Waste Management and Pollution Control

31 May 2023, Paris France - The voice of Fiji was heard during a meeting of 193 governments tasked with the responsibility of developing a legally binding agreement to address the plastic pollution crisis.

The second Intergovernmental Negotiating Committee to develop an internationally legally binding instrument on plastic pollution, including in the marine environment (INC-2) is now underway in Paris France. The second of five meetings to bring about a plastics treaty by the end of 2024 aims to address a problem caused by humanity.

Fiji is a home to over 850,000 people; and is a desired tourism destination that features white sandy beaches, colourful reefs, lush forests and offers plenty of tropical sunshine. This is under threat from plastic pollution.

It is estimated that 75 to 199 million tonnes of plastic currently lie in our oceans.  Under a business-as-usual scenario, the amount of plastic waste entering aquatic ecosystems could nearly triple from 9 – 14 million tonnes per year in 2016 to a projected 23 – 37 million tonnes per year by 2040.

Fiji strongly supports an ambitious legal instrument that is mandatory and legally binding, and includes a robust effective mechanism for transparency that tracks progress made by countries.

“We are fully committed to working with all parties to ensure that the new global treaty is ambitious and robust and will have a clear pathway in protecting human health and the environment from the adverse effects of plastic pollution,” stated Ms Sandeep Singh, of the Fiji Delegation as she took the floor at the INC-2 in Paris today.

Over the course of this week, the INC will negotiate what should be in the legal instrument to address plastic pollution known as Core Obligations, and how this should be done, also referred to as Means of Implementation.

For Fiji, this means the Core Obligations must have legally binding global rules across the whole life cycle of plastics to prevent, reduce, ban, and phase out problematic plastics, chemicals, polymers and products.  Problematic plastics are those that end up as waste, or are toxic, and cause harm to our environment while polymer is a raw material that makes up plastic.

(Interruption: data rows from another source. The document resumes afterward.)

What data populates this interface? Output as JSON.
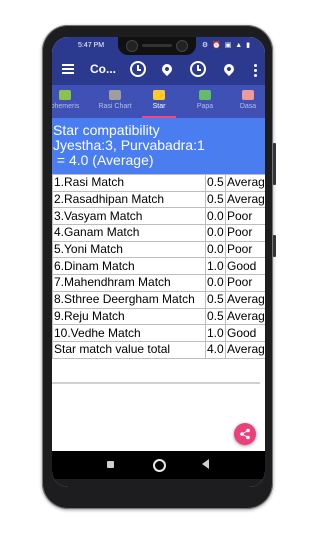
{
  "status": {
    "time": "5:47 PM",
    "right_icons": "⚙ ⏰ ▣ ▲ ▮"
  },
  "appbar": {
    "title": "Co..."
  },
  "tabs": [
    {
      "label": "phemeris",
      "color": "#8bc34a"
    },
    {
      "label": "Rasi Chart",
      "color": "#9e9e9e"
    },
    {
      "label": "Star",
      "color": "#ffca28"
    },
    {
      "label": "Papa",
      "color": "#66bb6a"
    },
    {
      "label": "Dasa",
      "color": "#ef9a9a"
    }
  ],
  "header": {
    "line1": "Star compatibility",
    "line2": "Jyestha:3, Purvabadra:1",
    "line3": " = 4.0 (Average)"
  },
  "rows": [
    {
      "name": "1.Rasi Match",
      "value": "0.5",
      "result": "Average"
    },
    {
      "name": "2.Rasadhipan Match",
      "value": "0.5",
      "result": "Average"
    },
    {
      "name": "3.Vasyam Match",
      "value": "0.0",
      "result": "Poor"
    },
    {
      "name": "4.Ganam Match",
      "value": "0.0",
      "result": "Poor"
    },
    {
      "name": "5.Yoni Match",
      "value": "0.0",
      "result": "Poor"
    },
    {
      "name": "6.Dinam Match",
      "value": "1.0",
      "result": "Good"
    },
    {
      "name": "7.Mahendhram Match",
      "value": "0.0",
      "result": "Poor"
    },
    {
      "name": "8.Sthree Deergham Match",
      "value": "0.5",
      "result": "Average"
    },
    {
      "name": "9.Reju Match",
      "value": "0.5",
      "result": "Average"
    },
    {
      "name": "10.Vedhe Match",
      "value": "1.0",
      "result": "Good"
    },
    {
      "name": "Star match value total",
      "value": "4.0",
      "result": "Average"
    }
  ],
  "colors": {
    "appbar": "#2b3a8f",
    "tabs": "#3f51b5",
    "header": "#4a7df0",
    "fab": "#ec407a",
    "tab_indicator": "#ff4081"
  }
}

Fiji also calls for the new legally binding instrument to ensure the non-toxic and safe circulation and recycling of remaining plastics and to prioritise and reuse where possible.  Fiji also stated to the room of over close to 1,500 delegates that it must ensure the environmentally safe and sound management of plastic waste, including legacy plastic pollutants.

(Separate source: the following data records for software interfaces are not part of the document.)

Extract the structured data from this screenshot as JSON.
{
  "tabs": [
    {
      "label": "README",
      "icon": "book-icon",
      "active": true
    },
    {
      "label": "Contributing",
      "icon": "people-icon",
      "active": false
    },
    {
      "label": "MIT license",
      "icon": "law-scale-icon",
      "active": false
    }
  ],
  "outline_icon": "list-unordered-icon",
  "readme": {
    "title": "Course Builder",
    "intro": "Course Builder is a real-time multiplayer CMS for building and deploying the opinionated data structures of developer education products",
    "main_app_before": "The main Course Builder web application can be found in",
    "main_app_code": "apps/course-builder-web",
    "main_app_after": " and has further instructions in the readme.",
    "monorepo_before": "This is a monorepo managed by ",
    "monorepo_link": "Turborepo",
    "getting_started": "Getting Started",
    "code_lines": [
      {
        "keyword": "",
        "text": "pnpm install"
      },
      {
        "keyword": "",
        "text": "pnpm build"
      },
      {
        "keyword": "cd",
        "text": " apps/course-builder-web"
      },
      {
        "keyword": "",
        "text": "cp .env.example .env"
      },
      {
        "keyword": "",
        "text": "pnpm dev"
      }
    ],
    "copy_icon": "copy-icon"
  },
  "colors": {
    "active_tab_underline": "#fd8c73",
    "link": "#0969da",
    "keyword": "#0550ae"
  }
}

“The legally binding global measures should be underpinned by the necessary Means of Implementation that will allow to equitably and effectively implement the treaty while safeguarding against negative socio-economic impacts,” presented Ms Singh at the INC-2.

“We look forward to engaging with all parties in meaningful discussions this week with a view to start developing a zero-draft.”

The second Intergovernmental negotiating committee to develop an international legally binding instrument on plastic pollution, including in the marine environment is taking place in Paris France from 29 May to 2 June 2023.  

The Pacific Islands are represented by the Cook Islands, Federated States of Micronesia, Fiji, Kiribati, Nauru, Niue, Palau, Papua New Guinea, Samoa, Solomon Islands, Tuvalu and Vanuatu through the support of the Government of Australia and the United Nations.

They are supported by the Secretariat of the Pacific Regional Environment Programme (SPREP), working with partners the Pacific Islands Forum Secretariat, Office of the Pacific Ocean Commissioner, Environmental Investigation Agency, Centre for International Environmental Law, University of Wollongong, WWF and Massey University.

For more information, visit:

INC2, Fiji